■ **PROBLEM REQUIREMENTS**: Ignoring the pictures, copy the data exactly.

(Data excerpts)
======
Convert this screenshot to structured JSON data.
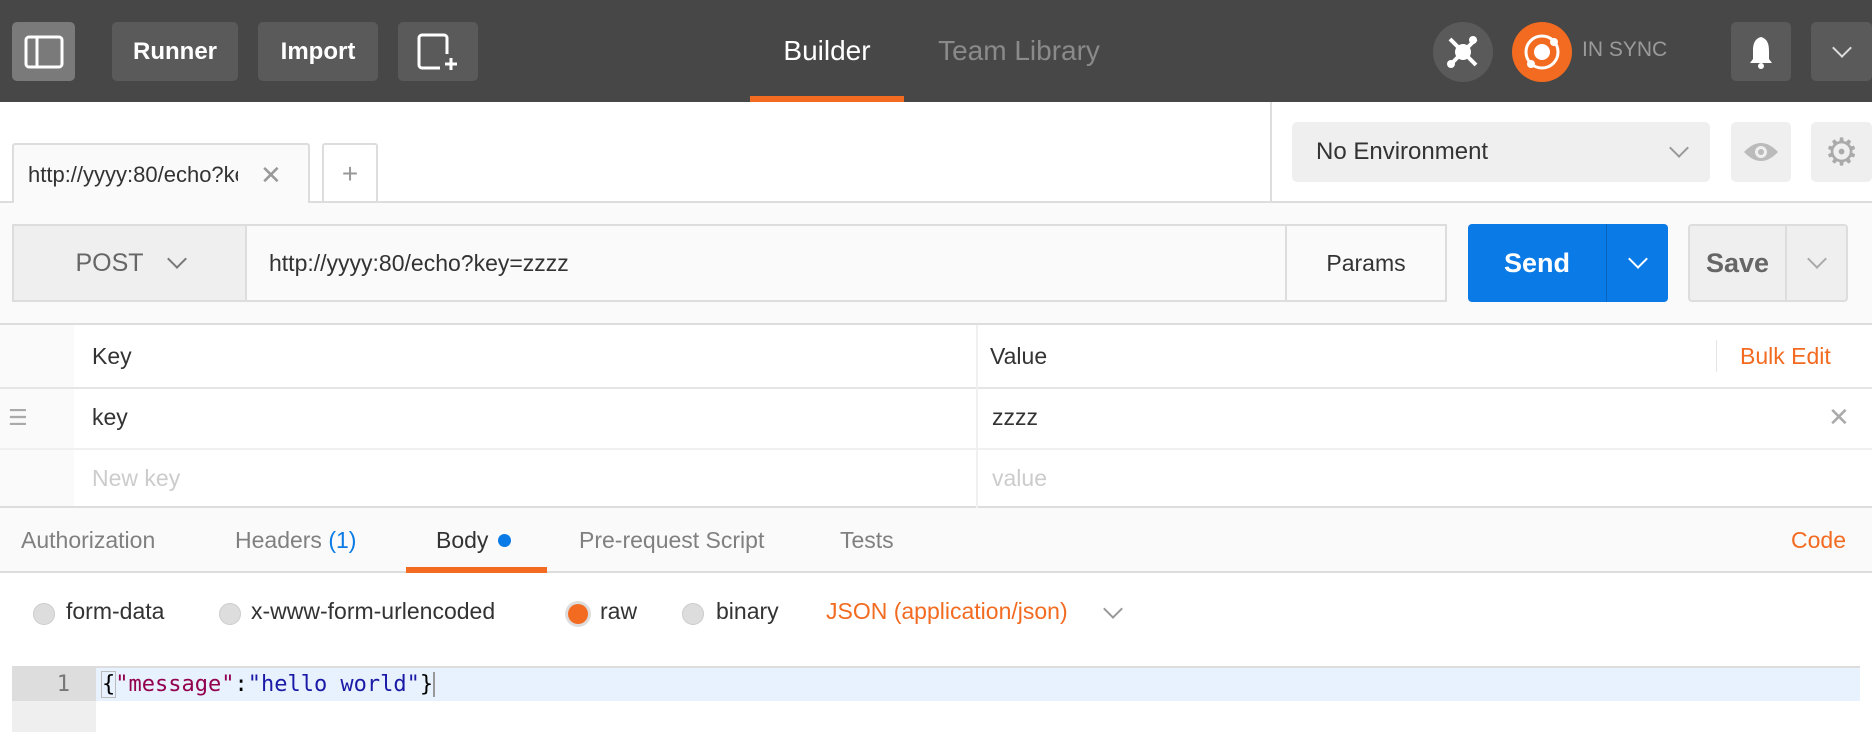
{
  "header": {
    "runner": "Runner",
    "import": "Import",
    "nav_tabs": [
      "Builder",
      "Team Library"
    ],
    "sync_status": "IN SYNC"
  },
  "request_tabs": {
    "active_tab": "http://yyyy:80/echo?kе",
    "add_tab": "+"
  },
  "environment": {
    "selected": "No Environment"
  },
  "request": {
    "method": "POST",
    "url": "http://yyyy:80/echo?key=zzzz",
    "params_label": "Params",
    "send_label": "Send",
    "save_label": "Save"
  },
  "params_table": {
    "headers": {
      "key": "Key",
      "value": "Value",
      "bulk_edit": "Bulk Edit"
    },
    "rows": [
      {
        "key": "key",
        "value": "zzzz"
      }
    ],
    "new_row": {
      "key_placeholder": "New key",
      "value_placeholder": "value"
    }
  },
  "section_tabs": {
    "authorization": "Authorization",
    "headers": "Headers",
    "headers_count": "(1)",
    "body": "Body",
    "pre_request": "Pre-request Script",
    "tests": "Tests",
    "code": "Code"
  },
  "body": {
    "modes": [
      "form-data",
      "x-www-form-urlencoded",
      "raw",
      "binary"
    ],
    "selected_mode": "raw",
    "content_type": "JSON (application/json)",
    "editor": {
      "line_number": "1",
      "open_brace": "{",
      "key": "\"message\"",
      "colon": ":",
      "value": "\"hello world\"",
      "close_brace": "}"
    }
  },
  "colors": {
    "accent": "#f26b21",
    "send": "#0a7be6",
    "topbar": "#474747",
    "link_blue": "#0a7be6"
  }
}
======
■ **ANSWER BOX**:
Convert this screenshot to structured JSON data.
{
  "header": {
    "runner": "Runner",
    "import": "Import",
    "nav_tabs": [
      "Builder",
      "Team Library"
    ],
    "sync_status": "IN SYNC"
  },
  "request_tabs": {
    "active_tab": "http://yyyy:80/echo?kе",
    "add_tab": "+"
  },
  "environment": {
    "selected": "No Environment"
  },
  "request": {
    "method": "POST",
    "url": "http://yyyy:80/echo?key=zzzz",
    "params_label": "Params",
    "send_label": "Send",
    "save_label": "Save"
  },
  "params_table": {
    "headers": {
      "key": "Key",
      "value": "Value",
      "bulk_edit": "Bulk Edit"
    },
    "rows": [
      {
        "key": "key",
        "value": "zzzz"
      }
    ],
    "new_row": {
      "key_placeholder": "New key",
      "value_placeholder": "value"
    }
  },
  "section_tabs": {
    "authorization": "Authorization",
    "headers": "Headers",
    "headers_count": "(1)",
    "body": "Body",
    "pre_request": "Pre-request Script",
    "tests": "Tests",
    "code": "Code"
  },
  "body": {
    "modes": [
      "form-data",
      "x-www-form-urlencoded",
      "raw",
      "binary"
    ],
    "selected_mode": "raw",
    "content_type": "JSON (application/json)",
    "editor": {
      "line_number": "1",
      "open_brace": "{",
      "key": "\"message\"",
      "colon": ":",
      "value": "\"hello world\"",
      "close_brace": "}"
    }
  },
  "colors": {
    "accent": "#f26b21",
    "send": "#0a7be6",
    "topbar": "#474747",
    "link_blue": "#0a7be6"
  }
}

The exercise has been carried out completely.